However, two of the earliest German choirs won special places in the hearts of the Llangollen community, and also helped to define the nascent Eisteddfod. In 1949 Volkshochschulcor Lübeck (a.k.a. “The Lübeck Choir”) were the first German choir to visit Llangollen, the event marking one of the first real cultural exchanges with Germany after the war: Four years later, in 1953, Schaumburger Märchensänger Obernkirchen (a.k.a. “The Obernkirchen Children’s Choir“) set an enduring standard for cuteness and were propelled to international stardom after the BBC repeatedly broadcast a recording of their Eisteddfod performance through the autumn of 1953.

The Lűbeck Choir

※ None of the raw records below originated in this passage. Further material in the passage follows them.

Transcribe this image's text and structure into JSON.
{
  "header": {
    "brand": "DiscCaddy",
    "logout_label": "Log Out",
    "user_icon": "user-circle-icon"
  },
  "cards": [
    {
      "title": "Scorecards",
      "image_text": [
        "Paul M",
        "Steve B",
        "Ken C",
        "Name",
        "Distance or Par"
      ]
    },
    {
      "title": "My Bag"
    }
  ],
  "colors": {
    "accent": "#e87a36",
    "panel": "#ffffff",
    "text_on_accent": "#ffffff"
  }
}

The founders of the Llangollen Eisteddfod dearly wanted to foster reconciliation among the recently warring nations of Europe, and no event in the history of the festival so marks the successful achievement of this aspiration as the first participation by German competitors in 1949. An Italian choir had come to the first Eisteddfod, there were Austrians in 1948, but everyone knew that Germany would be the big test of the theory behind the Eisteddfod.

Moreover, Volkshochschulchor Lűbeck was playing its own distinct role in the post-war movement to seek rehabilitation and reconciliation through music. They merit a mention for what they were doing in Germany, not just because they came to the 1949 Eisteddfod.

Read the full story here.

The Obernkirchen Children’s Choir

The cute charm of Dylan Thomas’s “Pigtailed Angels”, the ObernKirchen Children’s Choir, stole the show at Llangollen in 1953 with “Mein Vater war ein Wandersman”, eclipsing even the glory of the Royal visit. The BBC recorded their performance, and through the Autumn played it repeatedly on the Light Programme. The enthusiastic listener interest convinced one BBC executive to take the idea of producing a record to Parlophone, and the BBC quickly settled for £30 for the rights to their recording. Parlophone recorded the choir in Germany singing the original German song, and also an English translation “The Happy Wanderer”: it sold millions.

The emergence of “The Happy Wanderer” at the top of the hit parade in early 1954 annoyed many people in the Eisteddfod community, and the Eisteddfod in the person of Gwynn Williams wrote to the BBC to complain about misappropriation of the Eisteddfod’s rights. But as the documents logged in the BBC archive show, he didn’t have a leg to stand on. The BBC had acted within the terms of its contract with the Eisteddfod, which did not restrict the use it could make of its own recordings. The Eisteddfod’s contract with the competitors failed to secure recording rights. Gwynn Williams blustered valiantly about commercial exploitation of a volunteer activity, but didn’t get any share of the BBC’s £30, or of Parlophone’s profits.

The BBC and the Eisteddfod quickly restored cordial relations. The Obernkirchen Choir, by then international stars, got a warm welcome when they returned to the Eisteddfod in 1960 to perform in the Sunday concert. And the Eisteddfod learned a valuable lesson in the post war realities of the music business: the 1954 contracts with competitors and broadcasters were much sharper.

You can see and hear the Obernkirchen performance at the 1953 Eisteddfod in the Pathé newsreel.